#### EXERCISE REQUIREMENTS
Your answer should be exactly the lines from the one that contains "Output a JSON" through the final line of the entries below, and nothing else.

EXCERPTED RECORDS START

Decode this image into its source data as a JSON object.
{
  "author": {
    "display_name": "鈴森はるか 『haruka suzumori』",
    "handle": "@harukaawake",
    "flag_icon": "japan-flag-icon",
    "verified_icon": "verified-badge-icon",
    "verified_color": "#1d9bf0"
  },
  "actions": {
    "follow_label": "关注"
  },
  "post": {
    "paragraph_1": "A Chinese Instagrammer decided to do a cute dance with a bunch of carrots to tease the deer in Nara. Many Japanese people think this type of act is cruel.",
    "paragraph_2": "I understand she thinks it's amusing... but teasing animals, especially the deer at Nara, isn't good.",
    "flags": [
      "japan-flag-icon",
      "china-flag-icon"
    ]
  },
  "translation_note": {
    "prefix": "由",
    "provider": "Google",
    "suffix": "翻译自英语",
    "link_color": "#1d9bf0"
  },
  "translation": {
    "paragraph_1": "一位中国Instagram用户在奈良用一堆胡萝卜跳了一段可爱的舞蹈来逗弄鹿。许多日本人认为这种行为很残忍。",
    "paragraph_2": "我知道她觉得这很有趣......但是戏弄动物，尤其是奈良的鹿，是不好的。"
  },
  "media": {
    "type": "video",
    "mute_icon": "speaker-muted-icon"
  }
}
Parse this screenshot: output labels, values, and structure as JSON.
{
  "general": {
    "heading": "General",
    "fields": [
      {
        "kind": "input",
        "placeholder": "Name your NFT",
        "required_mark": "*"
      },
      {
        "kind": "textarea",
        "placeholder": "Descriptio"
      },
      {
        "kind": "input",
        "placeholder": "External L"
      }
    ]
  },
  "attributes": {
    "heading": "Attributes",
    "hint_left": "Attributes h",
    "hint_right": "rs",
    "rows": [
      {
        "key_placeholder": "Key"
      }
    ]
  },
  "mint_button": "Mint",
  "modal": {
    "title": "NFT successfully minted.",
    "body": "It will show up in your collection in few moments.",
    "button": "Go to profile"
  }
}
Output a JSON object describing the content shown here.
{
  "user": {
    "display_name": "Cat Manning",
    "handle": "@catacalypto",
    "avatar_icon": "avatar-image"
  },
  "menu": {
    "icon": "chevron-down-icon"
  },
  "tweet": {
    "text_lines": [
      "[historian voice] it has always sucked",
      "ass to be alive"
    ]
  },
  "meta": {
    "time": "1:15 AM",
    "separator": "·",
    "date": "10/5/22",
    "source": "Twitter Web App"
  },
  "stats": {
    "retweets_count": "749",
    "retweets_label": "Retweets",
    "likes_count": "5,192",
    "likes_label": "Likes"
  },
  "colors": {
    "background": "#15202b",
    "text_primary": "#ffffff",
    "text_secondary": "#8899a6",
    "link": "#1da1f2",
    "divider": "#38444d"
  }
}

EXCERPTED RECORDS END

#### EXERCISE ANSWER
Output a JSON object describing the content shown here.
{
  "user": {
    "display_name": "Cat Manning",
    "handle": "@catacalypto",
    "avatar_icon": "avatar-image"
  },
  "menu": {
    "icon": "chevron-down-icon"
  },
  "tweet": {
    "text_lines": [
      "[historian voice] it has always sucked",
      "ass to be alive"
    ]
  },
  "meta": {
    "time": "1:15 AM",
    "separator": "·",
    "date": "10/5/22",
    "source": "Twitter Web App"
  },
  "stats": {
    "retweets_count": "749",
    "retweets_label": "Retweets",
    "likes_count": "5,192",
    "likes_label": "Likes"
  },
  "colors": {
    "background": "#15202b",
    "text_primary": "#ffffff",
    "text_secondary": "#8899a6",
    "link": "#1da1f2",
    "divider": "#38444d"
  }
}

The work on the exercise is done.